Photo courtesy of Hop-On Hop-Off Bus Tours from City Sightseeing New Orleans
From the vast National World War II Museum to the tiny New Orleans Pharmacy Museum, museum-lovers can have a field day in New Orleans. And the optimal time to visit them is August, when more than a dozen local museums offer an all-inclusive passport to explore than city’s treasures during New Orleans Museum Month.
To get in on the deal, visitors just need to purchase a membership at one of the participating institutions, where annual fees start at $45. A membership card from any participating museum lets you in free to all the others throughout the month of August.
Must-See Museums for Visitors
National World War II Museum (945 Magazine St.)
Housed on a six-acre campus with five soaring pavilions, the country’s official World War II Museum tells the story of the globe-spanning war that changed the world through the experiences of the men and women who lived through it. Expect to spend more than one day exploring its vast exhibits, which becoming a member allows you to do.
Contemporary Arts Center (900 Camp St.)
The CAC is a hub of creative activity, from large-scale visual art exhibitions to music, dance, and theatre performances.
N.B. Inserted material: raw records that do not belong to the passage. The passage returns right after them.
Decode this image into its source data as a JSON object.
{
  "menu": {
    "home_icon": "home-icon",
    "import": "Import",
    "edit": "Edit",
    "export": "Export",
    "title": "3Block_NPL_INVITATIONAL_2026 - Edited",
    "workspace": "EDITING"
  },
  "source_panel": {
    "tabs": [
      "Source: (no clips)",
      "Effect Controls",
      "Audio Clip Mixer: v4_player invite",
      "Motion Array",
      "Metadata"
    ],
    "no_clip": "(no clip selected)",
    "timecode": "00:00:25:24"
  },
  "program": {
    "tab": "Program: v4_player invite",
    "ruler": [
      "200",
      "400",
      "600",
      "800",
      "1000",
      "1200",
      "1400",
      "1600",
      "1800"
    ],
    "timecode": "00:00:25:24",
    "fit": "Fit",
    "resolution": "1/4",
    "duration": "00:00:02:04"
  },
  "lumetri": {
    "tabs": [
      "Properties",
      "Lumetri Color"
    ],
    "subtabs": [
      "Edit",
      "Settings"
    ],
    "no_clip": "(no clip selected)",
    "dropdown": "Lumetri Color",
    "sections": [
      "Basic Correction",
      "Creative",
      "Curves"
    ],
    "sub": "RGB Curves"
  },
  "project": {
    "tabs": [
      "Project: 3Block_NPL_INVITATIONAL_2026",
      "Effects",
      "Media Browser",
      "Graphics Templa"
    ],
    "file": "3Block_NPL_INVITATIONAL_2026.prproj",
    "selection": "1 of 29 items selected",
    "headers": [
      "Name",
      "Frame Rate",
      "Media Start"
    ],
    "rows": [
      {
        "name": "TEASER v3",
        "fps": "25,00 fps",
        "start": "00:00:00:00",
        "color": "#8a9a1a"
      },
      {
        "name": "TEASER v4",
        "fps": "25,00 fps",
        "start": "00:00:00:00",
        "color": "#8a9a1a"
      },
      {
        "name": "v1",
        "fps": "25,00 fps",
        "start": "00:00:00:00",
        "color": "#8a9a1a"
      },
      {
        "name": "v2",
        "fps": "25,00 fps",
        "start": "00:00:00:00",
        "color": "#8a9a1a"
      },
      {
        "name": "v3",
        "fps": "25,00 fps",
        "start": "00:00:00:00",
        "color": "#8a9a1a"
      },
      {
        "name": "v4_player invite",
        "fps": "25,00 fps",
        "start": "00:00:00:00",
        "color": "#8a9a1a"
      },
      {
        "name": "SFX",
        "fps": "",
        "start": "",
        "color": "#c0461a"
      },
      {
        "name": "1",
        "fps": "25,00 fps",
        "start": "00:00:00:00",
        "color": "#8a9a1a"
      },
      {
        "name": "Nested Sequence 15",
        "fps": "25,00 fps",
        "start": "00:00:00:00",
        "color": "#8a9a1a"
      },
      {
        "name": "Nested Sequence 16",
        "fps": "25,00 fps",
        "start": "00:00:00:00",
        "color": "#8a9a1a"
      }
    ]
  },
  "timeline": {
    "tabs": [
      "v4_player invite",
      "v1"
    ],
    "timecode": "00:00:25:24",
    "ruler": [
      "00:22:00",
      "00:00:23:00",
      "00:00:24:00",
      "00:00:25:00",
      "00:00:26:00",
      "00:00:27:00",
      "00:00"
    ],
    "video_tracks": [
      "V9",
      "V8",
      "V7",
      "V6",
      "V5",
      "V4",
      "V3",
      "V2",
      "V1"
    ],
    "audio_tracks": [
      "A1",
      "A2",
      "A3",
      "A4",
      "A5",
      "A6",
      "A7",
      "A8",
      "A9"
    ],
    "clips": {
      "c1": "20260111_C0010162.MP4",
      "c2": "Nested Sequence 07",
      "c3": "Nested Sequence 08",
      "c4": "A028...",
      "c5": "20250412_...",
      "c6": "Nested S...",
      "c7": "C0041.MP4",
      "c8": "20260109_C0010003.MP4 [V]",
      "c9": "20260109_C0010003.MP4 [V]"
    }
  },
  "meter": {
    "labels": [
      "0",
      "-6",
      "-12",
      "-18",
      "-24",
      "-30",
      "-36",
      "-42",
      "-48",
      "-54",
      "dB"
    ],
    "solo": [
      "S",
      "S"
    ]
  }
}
The first Saturday in August, it also serves as ground zero for the Arts District’s annual White Linen Night, when it hosts a lively after party. Free admission to that hot-ticket event is included with a membership.
Ogden Museum of Contemporary Art (925 Camp St.)
Just across the street from the CAC, the Ogden boasts the largest collection of Southern art in the country, ranging from traditional folk art to cutting edge contemporary art and photography. Membership fees are discounted during August, and include free admission to live Ogden After Hours concerts every Thursday.
New Orleans Pharmacy Museum (514 Chartres St.)
Built in 1823 for Louis Dufilho, America’s first licensed pharmacy, this unique museum gives visitors a glimpse into oft-questionable medical practices in 19th century New Orleans, when opium was as common as aspirin and voodoo potions shared shelf space with patent medicines. Memberships include free admission to special programs.
New Orleans Museum of Art (City Park)
The city’s oldest fine arts museum dates first opened in 1911 and houses extensive collections of art from around the world. Set on a beautiful outdoor campus in City Park, NOMA is also home to the five-acre Sydney and Walda Bestoff Sculpture Garden. Memberships include members-only preview receptions and special events.